Lawmakers have just over a week to figure out how to keep the government open but have not reached consensus on how to do it.
A stopgap spending bill approved in late September expires on Nov. 17. House Republicans have advanced more than half of the dozen spending bills needed to fund the government, but are not close to moving the rest of the bills before the fast-approaching deadline.
House Speaker Mike Johnson has publicly floated two ideas to keep the government open: a “laddered” continuing resolution, or a relatively “clean” stopgap bill. He has been tight-lipped about the details.
Further, the House and Senate haven’t agreed yet on President Biden’s request of roughly $106 billion in emergency aid for Israel, Ukraine and border security.
Mr. Johnson, Louisiana Republican, said that the laddered approach on government funding would be split into two phases, in which lawmakers would tackle a “subset of the bills by a December date and the rest of it by January.”
A handful of bills would be given funding extensions until December, and another until January under that plan, with the hope that House conservatives would finish hammering out differences on the legislation with the Democrat-led Senate to produce the final versions of the spending measures by the respective deadlines.
“The other alternative is a CR that would go into January with certain stipulations but again, I’m not going to show you all the cards right now,” Mr. Johnson said.
Mr. Johnson will have to contend with members of his own conference that have vowed to never vote for a short-term spending bill, and who voted against the two previous stopgap bills brought by then-Speaker Kevin McCarthy, California Republican.
Some are warming to the idea of accepting a stopgap bill because Mr. Johnson has been thrown into an “emergency situation” after the three-week scramble to replace Mr. McCarthy, who was ousted because he needed House Democrats to pass his “clean” stopgap bill.
Rep. Tim Burchett, Tennessee Republican who voted against both stopgap attempts by Mr. McCarthy and voted to boot the former speaker, said that he could support a stopgap bill with U.S./Mexico border security policy and “real cuts” in spending.
He said he wouldn’t support a stopgap just because Mr. Johnson is in a jam.
“No I’m not,” Mr. Burchett said. “I’d like to see the details of it. I mean, I never say never, but I would like to see the details.”
Another stopgap holdout, Rep. Andy Ogles of Tennessee, told The Washington Times that because of the time crunch, lawmakers will be forced to pass a short-term funding bill that takes Congress through Christmas.
Mr. Ogles said that he would consider supporting a laddered approach if it included border security and a debt commission — a concept broached by Mr. Johnson that would examine how to combat the growing national debt.

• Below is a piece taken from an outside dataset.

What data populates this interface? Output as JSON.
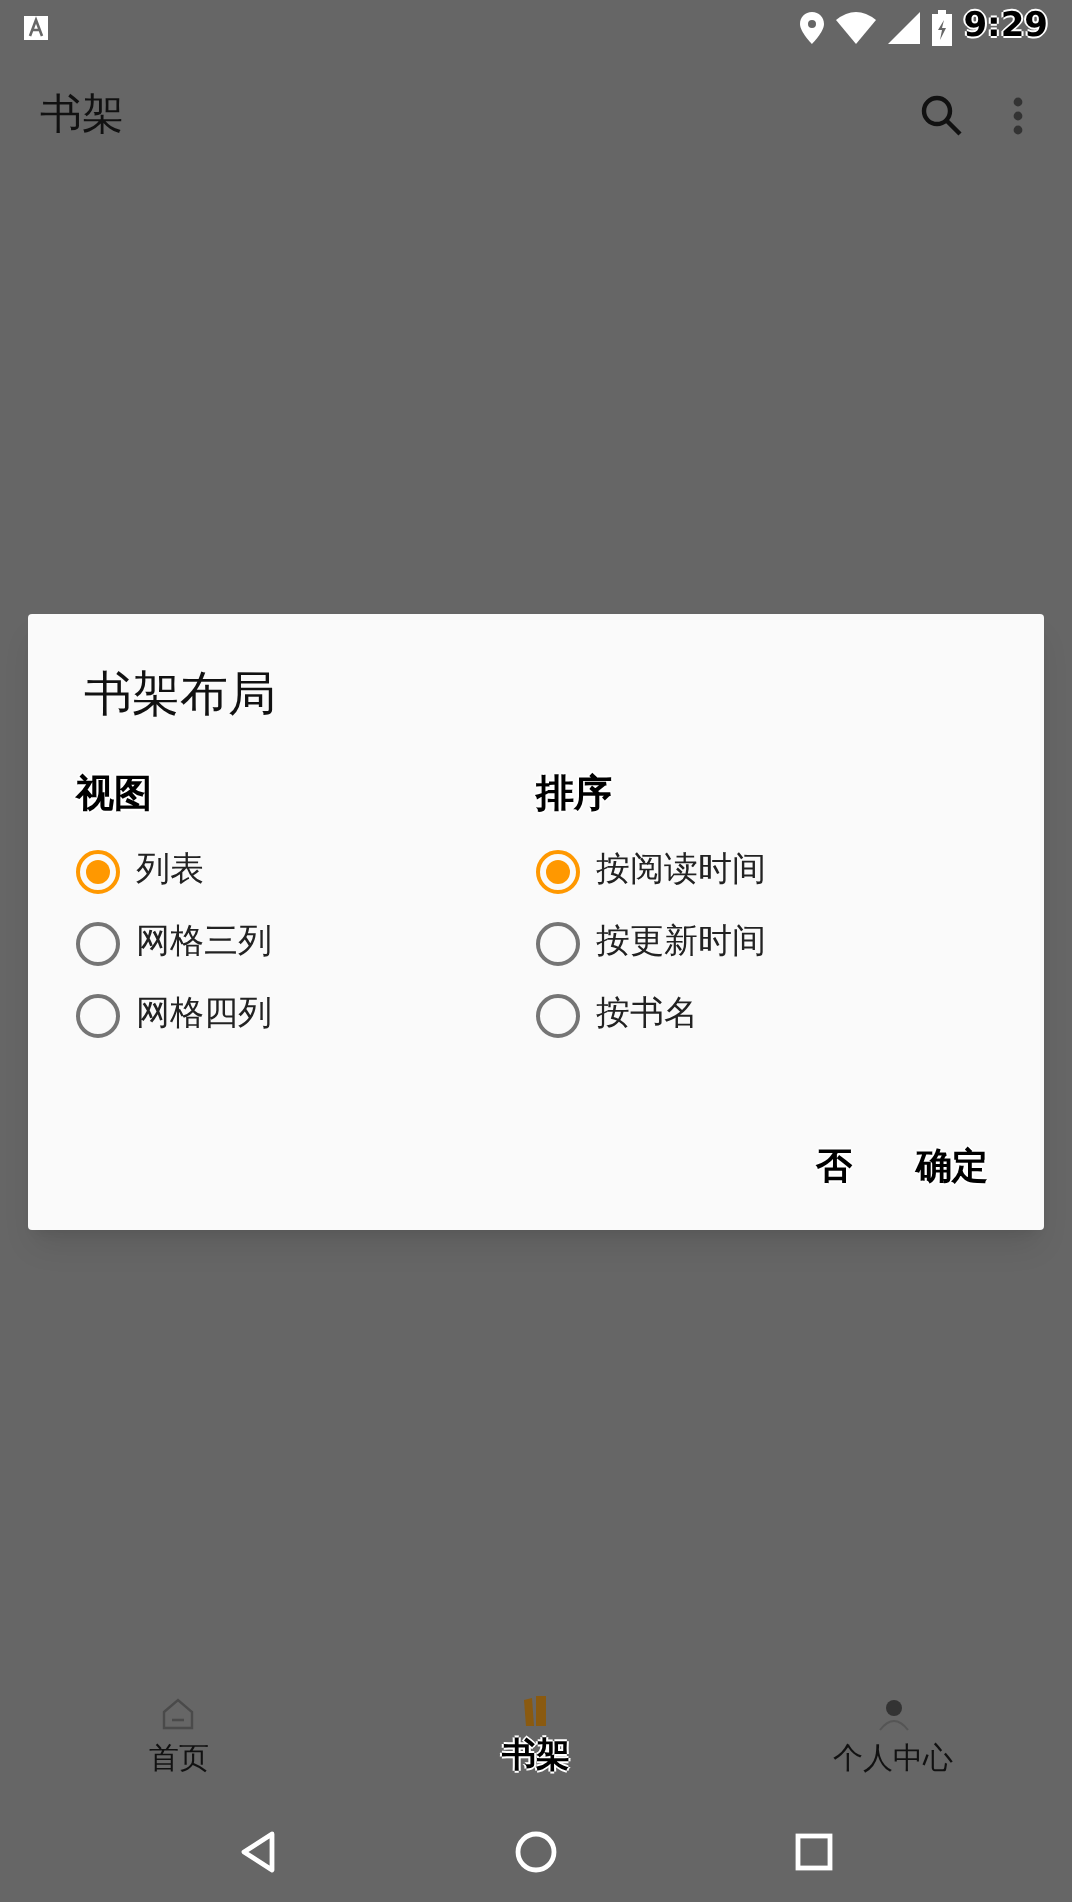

“We’ve got to at least get to January and that’s coming from someone who’s a ‘never CR’ guy, but we’re in a jam,” Mr. Ogles said. “The holidays are coming, if we don’t appropriate through Christmas, we’re in trouble.”